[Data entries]
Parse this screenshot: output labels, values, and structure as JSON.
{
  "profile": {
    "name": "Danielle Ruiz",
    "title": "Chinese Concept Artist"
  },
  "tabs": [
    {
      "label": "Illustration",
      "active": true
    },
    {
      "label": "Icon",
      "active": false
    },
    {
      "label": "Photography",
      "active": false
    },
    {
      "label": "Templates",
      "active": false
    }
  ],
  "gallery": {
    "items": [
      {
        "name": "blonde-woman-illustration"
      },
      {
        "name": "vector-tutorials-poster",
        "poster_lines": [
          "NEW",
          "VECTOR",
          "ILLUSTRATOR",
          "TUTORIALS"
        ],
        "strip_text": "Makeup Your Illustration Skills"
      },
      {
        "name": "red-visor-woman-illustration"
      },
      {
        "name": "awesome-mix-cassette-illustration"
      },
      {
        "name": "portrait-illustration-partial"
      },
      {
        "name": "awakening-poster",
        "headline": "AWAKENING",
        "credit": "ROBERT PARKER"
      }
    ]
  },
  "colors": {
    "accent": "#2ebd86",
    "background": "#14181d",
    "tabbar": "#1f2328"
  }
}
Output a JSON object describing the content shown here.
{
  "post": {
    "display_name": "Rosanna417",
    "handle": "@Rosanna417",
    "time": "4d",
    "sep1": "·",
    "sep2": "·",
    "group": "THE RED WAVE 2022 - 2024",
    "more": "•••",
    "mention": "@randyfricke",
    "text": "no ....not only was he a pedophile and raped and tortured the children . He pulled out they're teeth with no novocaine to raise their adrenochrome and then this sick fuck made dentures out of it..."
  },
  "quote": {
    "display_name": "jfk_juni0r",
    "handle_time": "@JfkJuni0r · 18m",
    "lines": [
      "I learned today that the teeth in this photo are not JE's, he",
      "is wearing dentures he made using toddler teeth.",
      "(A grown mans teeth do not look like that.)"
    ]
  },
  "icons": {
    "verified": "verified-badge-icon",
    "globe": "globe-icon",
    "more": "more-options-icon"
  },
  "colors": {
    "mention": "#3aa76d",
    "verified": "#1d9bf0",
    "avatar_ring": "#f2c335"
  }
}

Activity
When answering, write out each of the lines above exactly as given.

Solution for this task
Parse this screenshot: output labels, values, and structure as JSON.
{
  "profile": {
    "name": "Danielle Ruiz",
    "title": "Chinese Concept Artist"
  },
  "tabs": [
    {
      "label": "Illustration",
      "active": true
    },
    {
      "label": "Icon",
      "active": false
    },
    {
      "label": "Photography",
      "active": false
    },
    {
      "label": "Templates",
      "active": false
    }
  ],
  "gallery": {
    "items": [
      {
        "name": "blonde-woman-illustration"
      },
      {
        "name": "vector-tutorials-poster",
        "poster_lines": [
          "NEW",
          "VECTOR",
          "ILLUSTRATOR",
          "TUTORIALS"
        ],
        "strip_text": "Makeup Your Illustration Skills"
      },
      {
        "name": "red-visor-woman-illustration"
      },
      {
        "name": "awesome-mix-cassette-illustration"
      },
      {
        "name": "portrait-illustration-partial"
      },
      {
        "name": "awakening-poster",
        "headline": "AWAKENING",
        "credit": "ROBERT PARKER"
      }
    ]
  },
  "colors": {
    "accent": "#2ebd86",
    "background": "#14181d",
    "tabbar": "#1f2328"
  }
}
Output a JSON object describing the content shown here.
{
  "post": {
    "display_name": "Rosanna417",
    "handle": "@Rosanna417",
    "time": "4d",
    "sep1": "·",
    "sep2": "·",
    "group": "THE RED WAVE 2022 - 2024",
    "more": "•••",
    "mention": "@randyfricke",
    "text": "no ....not only was he a pedophile and raped and tortured the children . He pulled out they're teeth with no novocaine to raise their adrenochrome and then this sick fuck made dentures out of it..."
  },
  "quote": {
    "display_name": "jfk_juni0r",
    "handle_time": "@JfkJuni0r · 18m",
    "lines": [
      "I learned today that the teeth in this photo are not JE's, he",
      "is wearing dentures he made using toddler teeth.",
      "(A grown mans teeth do not look like that.)"
    ]
  },
  "icons": {
    "verified": "verified-badge-icon",
    "globe": "globe-icon",
    "more": "more-options-icon"
  },
  "colors": {
    "mention": "#3aa76d",
    "verified": "#1d9bf0",
    "avatar_ring": "#f2c335"
  }
}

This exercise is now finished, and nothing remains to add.